Food desert theory.  Food deserts in cities can be defined as urban areas where it is difficult to buy high quality fresh foods at an affordable price.  This lack of access to healthy food causes problems for people living within these food deserts.  Instead of eating healthily people living in food deserts buy the “junk food” that is available. This, in turn, causes a variety of predictable health problems such as heart disease, malnutrition and diabetes.

Food desert solutions. Over the years, many well meaning people have proposed a series of solutions designed to solve the food desert problem. One example, described on Bacon’s Rebellion, involves the sale of collard greens in the small grocery and convenience stores in the Church Hill neighborhood of Richmond. Another involves not only selling healthy foods in Richmond but growing those vegetables in Richmond too. There have even been efforts by local health care organizations to provide “the Class-A-Roll” … a truck with a teaching kitchen inside to provide healthy food cooking lessons. Given that Sen. Mark Warner, D-VA, was conducting a town hall yesterday in Richmond to address food insecurity, one can only assume that these well intended ideas didn’t work. Of course they didn’t work. They miss the real point. Continue reading

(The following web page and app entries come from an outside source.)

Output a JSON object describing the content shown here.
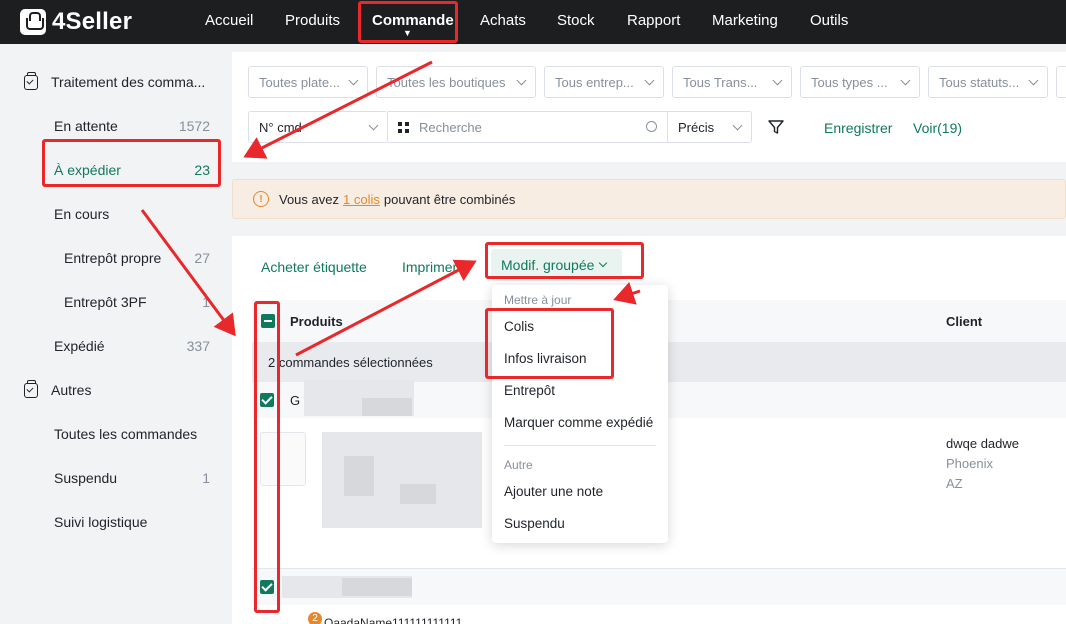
{
  "app": {
    "logo_text": "4Seller"
  },
  "nav": {
    "items": [
      "Accueil",
      "Produits",
      "Commande",
      "Achats",
      "Stock",
      "Rapport",
      "Marketing",
      "Outils"
    ],
    "active": "Commande"
  },
  "sidebar": {
    "group1": "Traitement des comma...",
    "items": [
      {
        "label": "En attente",
        "count": "1572"
      },
      {
        "label": "À expédier",
        "count": "23"
      },
      {
        "label": "En cours",
        "count": ""
      },
      {
        "label": "Entrepôt propre",
        "count": "27"
      },
      {
        "label": "Entrepôt 3PF",
        "count": "1"
      },
      {
        "label": "Expédié",
        "count": "337"
      }
    ],
    "group2": "Autres",
    "items2": [
      {
        "label": "Toutes les commandes",
        "count": ""
      },
      {
        "label": "Suspendu",
        "count": "1"
      },
      {
        "label": "Suivi logistique",
        "count": ""
      }
    ]
  },
  "filters": {
    "selects": [
      "Toutes plate...",
      "Toutes les boutiques",
      "Tous entrep...",
      "Tous Trans...",
      "Tous types ...",
      "Tous statuts..."
    ],
    "order_field": "N° cmd",
    "search_placeholder": "Recherche",
    "match_mode": "Précis",
    "save_label": "Enregistrer",
    "view_label": "Voir(19)"
  },
  "notice": {
    "before": "Vous avez",
    "link": "1 colis",
    "after": "pouvant être combinés"
  },
  "actions": {
    "buy_label": "Acheter étiquette",
    "print_label": "Imprimer",
    "bulk_edit_label": "Modif. groupée"
  },
  "table": {
    "col_products": "Produits",
    "col_client": "Client",
    "selected_text": "2 commandes sélectionnées",
    "row1_prefix": "G",
    "client": {
      "name": "dwqe dadwe",
      "city": "Phoenix",
      "state": "AZ"
    },
    "badge": "2",
    "partial_sku": "QaadaName111111111111"
  },
  "dropdown": {
    "section1": "Mettre à jour",
    "items1": [
      "Colis",
      "Infos livraison",
      "Entrepôt",
      "Marquer comme expédié"
    ],
    "section2": "Autre",
    "items2": [
      "Ajouter une note",
      "Suspendu"
    ]
  },
  "colors": {
    "accent": "#0f7a5e",
    "warning": "#e8872a",
    "annotation": "#e8282b",
    "topbar": "#1d1e20"
  }
}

Virginia’s “Secret” Medical Marijuana Program

The doctor who should be governor. State Sen. Siobhan Dunnavant is a Republican from Henrico County. She is also a practicing physician. In this year’s General Assembly session she put forth SB1557 which expanded last year’s so-called “Let Doctor’s Decide” legislation (HB1251).

What’s new? The 2018 legislation (HB1251) authorized licensed medical providers to prescribe CBD and THC-A oil “to alleviate the symptoms of any diagnosed condition or disease determined by the practitioner to benefit from such use.” CBD, or cannabidiol, is a naturally occurring compound found in the resinous flower of marijuana plants. It is used to treat a variety of maladies. It is non-intoxicating. THCA, or tetrahydrocannabinolic acid, is the non-psychoactive acid form of THC found in marijuana plants when raw. It is also non-intoxicating unless it is heated. Once heated, THCA releases THC which is intoxicating.  The 2018 legislation restricted THCA oil to contain no more than 5 mg of THC (the psychoactive component of marijuana). Continue reading

The Marijuana Legalization Debate in Virginia: Lessons from Colorado

It’s a long way from Colorado to Virginia!

Elevated thinking.  I recently had the opportunity to do some skiing in Colorado. I hadn’t been to Colorado since the state legalized recreational marijuana use in 2014. I expected to see a Cheech and Chong movie played out on a vast scale high in the Rocky Mountains. That expectation went unmet.  Instead, I saw an American town where legal marijuana use has been incorporated into everyday life in a barely noticeable manner. Colorado has more pot shops than Starbucks outlets but you wouldn’t know that from a cursory visit. All of which got me thinking – what has been the marijuana legalization experience in Colorado and what lessons are there for Virginia?

Nil sine numine. “Nothing without providence.”  Residents of The Centennial State believe Colorado is guided by a “divine will.” After five years of “divine will” has legal pot turned into Rastafarian revelry or Puritanical perfidy? My unscientific poll of Coloradans riding various chairlifts and gondolas with me established a consensus of … “more good than bad”. Continue reading